A jazzy “The Glow Worm” by Paul Lincke was equally as appealing with holiday lyrics by Johnny Mercer and Mel Tormé.
A lighter and often sardonic side of the most wonderful time of the year was conveyed by Portia Nelson’s “Confessions of a New Yorker (Hate-Love New York),” Tom Lehrer’s “A Christmas Carol,” and Frederick Silver’s “The Twelve Days After Christmas.”
“O Come, All Ye Faithful,” “Jingle Bells,” “Santa Claus Is Comin’ to Town,” “Winter Wonderland” and “Silver Bells” are among the perennials that are perfectly rendered.
The show’s collaborator, the late Richard Barclay, is the director and the artfully slight staging with Holbrook shifting from the center to various areas of the small staging area gives the presentation scope.
Lighting and sound technician Jon Mercado’s efforts also contribute a theatrical dimension. Spotlights, fades, red hues and shimmering dimness complement the numerous moods of the performance that is realized with pristine tones.
From the opening’s rousing treatment of Cole Porter’s anthem, “I Happen To Like New York” with special material written by Fred Ebb and Marvin Hamlisch and additional holiday lyrics by Holbrook, to the affective encore of Hugh Martin and Ralph Blane’s “Have Yourself A Merry Little Christmas” from Meet Me In St. Louis, The Many Moods of Christmas is inspirational entertainment that tenderly evokes timely emotions.
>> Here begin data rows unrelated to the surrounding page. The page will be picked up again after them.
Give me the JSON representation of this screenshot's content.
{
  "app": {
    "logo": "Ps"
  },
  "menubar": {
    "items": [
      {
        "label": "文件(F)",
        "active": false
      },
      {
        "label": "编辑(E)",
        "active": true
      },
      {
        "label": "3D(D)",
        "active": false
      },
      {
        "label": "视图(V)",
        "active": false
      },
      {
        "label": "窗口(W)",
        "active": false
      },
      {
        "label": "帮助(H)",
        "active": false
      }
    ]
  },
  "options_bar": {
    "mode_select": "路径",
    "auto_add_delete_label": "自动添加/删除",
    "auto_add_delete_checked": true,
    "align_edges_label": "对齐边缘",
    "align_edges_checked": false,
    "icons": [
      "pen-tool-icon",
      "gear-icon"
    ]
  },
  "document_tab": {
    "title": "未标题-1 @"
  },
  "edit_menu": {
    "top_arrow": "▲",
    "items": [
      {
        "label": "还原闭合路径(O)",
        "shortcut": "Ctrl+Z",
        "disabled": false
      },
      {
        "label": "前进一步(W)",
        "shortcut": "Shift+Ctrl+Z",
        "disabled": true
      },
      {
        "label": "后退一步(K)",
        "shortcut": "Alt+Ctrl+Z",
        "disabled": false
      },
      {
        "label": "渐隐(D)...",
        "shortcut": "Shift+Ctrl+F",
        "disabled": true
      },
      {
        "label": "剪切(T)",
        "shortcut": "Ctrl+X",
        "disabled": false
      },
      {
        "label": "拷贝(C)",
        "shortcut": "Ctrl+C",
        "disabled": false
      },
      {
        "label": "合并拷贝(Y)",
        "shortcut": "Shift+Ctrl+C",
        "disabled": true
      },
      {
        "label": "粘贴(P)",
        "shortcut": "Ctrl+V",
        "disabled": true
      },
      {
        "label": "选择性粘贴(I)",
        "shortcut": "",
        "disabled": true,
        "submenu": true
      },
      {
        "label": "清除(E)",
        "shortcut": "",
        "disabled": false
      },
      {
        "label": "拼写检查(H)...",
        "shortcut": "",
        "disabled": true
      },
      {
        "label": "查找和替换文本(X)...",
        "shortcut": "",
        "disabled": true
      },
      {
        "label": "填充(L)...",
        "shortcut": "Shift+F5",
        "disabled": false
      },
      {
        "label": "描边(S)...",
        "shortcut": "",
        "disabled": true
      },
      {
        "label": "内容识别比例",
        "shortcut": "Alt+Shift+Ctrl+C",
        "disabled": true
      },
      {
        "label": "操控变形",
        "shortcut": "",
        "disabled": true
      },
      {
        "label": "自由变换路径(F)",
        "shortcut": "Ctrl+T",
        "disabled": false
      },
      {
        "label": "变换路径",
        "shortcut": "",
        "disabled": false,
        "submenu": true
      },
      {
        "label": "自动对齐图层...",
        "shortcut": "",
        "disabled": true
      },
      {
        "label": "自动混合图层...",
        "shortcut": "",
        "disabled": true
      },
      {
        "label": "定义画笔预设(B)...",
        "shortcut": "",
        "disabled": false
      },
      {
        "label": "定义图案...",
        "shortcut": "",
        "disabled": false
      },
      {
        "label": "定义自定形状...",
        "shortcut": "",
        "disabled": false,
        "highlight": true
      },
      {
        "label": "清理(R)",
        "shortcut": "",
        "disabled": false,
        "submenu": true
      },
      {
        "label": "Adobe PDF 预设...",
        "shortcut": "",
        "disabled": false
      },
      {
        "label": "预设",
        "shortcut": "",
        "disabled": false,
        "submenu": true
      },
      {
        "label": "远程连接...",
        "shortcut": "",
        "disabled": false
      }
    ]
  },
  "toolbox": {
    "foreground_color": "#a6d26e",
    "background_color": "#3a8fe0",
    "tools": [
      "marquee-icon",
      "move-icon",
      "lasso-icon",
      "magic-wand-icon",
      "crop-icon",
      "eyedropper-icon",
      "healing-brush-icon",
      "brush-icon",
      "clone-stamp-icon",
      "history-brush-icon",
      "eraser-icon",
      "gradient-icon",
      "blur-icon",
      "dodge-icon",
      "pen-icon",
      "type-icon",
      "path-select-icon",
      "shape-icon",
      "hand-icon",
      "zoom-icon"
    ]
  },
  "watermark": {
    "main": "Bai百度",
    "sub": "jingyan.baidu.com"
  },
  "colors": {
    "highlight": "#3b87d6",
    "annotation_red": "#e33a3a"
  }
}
Richard Holbrook: The Many Moods of Christmas (November 26, December 3, 11 and 17, 2017 at various times)
Don’t Tell Mama, 343 West 46th Street, in Manhattan
For tickets, call 212-757-0788 or visit http://www.donttellmamanyc.com
Running time: 85 minutes with no intermission
The esteemed vocalist with the backing of a sensational jazz trio superbly performs thirty eclectic songs during this beautiful holiday-themed show.